In 2005, Columbia University’s Graduate School of Architecture, Preservation and Planning showed a number of CLUI exhibits on their walls, including Supermodel, which depicts and describes the three largest hydraulic engineering landscape models built by the Army Corps in the USA (the San Francisco Bay Model, the Chesapeake Bay Model, and the Mississippi River Model). The department also displayed a printed version of Emergency State: First Responder and Law Enforcement Training Architecture in a gallery at the university. In 2004, the Princeton School of Architecture exhibited the Center’s Formations of Erasure: Earthworks and Entropy in a hallway. That exhibit was also shown in the Sonoma County Museum in 2003.
Curators have bought or borrowed images from the Center’s archives for use in their own exhibits, as a sort of raw material, sometimes adding curious vectors that reflect and absorb meanings from other works. In February 2006, several CLUI Photo Archive images were included in an exhibit called Skirting the Line at DePauw University, in Indiana.

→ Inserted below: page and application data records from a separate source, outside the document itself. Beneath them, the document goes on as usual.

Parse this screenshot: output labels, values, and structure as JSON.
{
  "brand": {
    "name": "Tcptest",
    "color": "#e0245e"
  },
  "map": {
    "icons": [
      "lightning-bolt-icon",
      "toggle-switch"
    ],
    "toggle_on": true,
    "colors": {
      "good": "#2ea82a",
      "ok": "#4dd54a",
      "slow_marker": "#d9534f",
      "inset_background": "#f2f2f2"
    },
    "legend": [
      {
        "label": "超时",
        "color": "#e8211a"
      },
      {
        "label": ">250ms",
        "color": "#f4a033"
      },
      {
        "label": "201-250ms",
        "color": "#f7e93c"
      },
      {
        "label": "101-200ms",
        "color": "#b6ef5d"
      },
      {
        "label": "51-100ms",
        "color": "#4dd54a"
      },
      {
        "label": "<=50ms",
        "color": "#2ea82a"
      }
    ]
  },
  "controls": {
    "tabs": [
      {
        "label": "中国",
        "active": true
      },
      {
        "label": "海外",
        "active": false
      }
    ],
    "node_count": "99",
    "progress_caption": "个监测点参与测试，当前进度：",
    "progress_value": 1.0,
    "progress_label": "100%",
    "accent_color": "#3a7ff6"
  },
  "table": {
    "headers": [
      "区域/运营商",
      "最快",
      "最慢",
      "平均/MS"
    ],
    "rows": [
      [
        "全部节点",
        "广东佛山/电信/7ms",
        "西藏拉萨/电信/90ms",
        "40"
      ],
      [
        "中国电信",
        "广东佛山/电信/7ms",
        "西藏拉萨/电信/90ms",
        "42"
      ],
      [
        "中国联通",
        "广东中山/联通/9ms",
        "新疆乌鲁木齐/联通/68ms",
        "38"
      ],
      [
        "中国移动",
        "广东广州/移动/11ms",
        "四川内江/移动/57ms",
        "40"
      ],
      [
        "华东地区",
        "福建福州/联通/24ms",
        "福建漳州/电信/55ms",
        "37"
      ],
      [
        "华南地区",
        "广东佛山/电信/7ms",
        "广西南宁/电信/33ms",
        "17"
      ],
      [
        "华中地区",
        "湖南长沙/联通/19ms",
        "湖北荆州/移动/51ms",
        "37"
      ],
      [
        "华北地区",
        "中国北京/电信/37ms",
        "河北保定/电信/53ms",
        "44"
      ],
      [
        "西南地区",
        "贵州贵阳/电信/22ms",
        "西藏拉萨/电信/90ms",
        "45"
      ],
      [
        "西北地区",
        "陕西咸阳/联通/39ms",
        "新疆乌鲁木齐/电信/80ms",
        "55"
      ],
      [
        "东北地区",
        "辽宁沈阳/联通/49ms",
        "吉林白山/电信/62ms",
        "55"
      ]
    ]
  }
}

In 2005 and 2006, CLUI images were included in a number of exhibits at commercial art galleries, including an exhibition called Interstate at Nicole Klagsbrun Gallery, in New York City.
Though the Center is happy to provide existing exhibits to other institutions whenever time and resources permit, it is perhaps most compelling when the exhibits find places that are related to their content in a direct way, and help to get people out to explore their environment. For example, Back to the Bay: An Exploration of the Marginal Zones of the San Francisco Bay has recently been installed in a dramatic location on the shores of the Bay itself. Originally commissioned by and shown in the Yerba Buena Center for the Arts in San Francisco, in 2001, Back to the Bay is now in the control tower building at the former Alameda Naval Air Station (one of dozens of sites depicted and described in the exhibit) in a building that overlooks the contaminated no-mans-land at the tip of the island, with the Bay, the Port of Oakland, the Bay Bridge, and the skyline of San Francisco visible beyond. ♦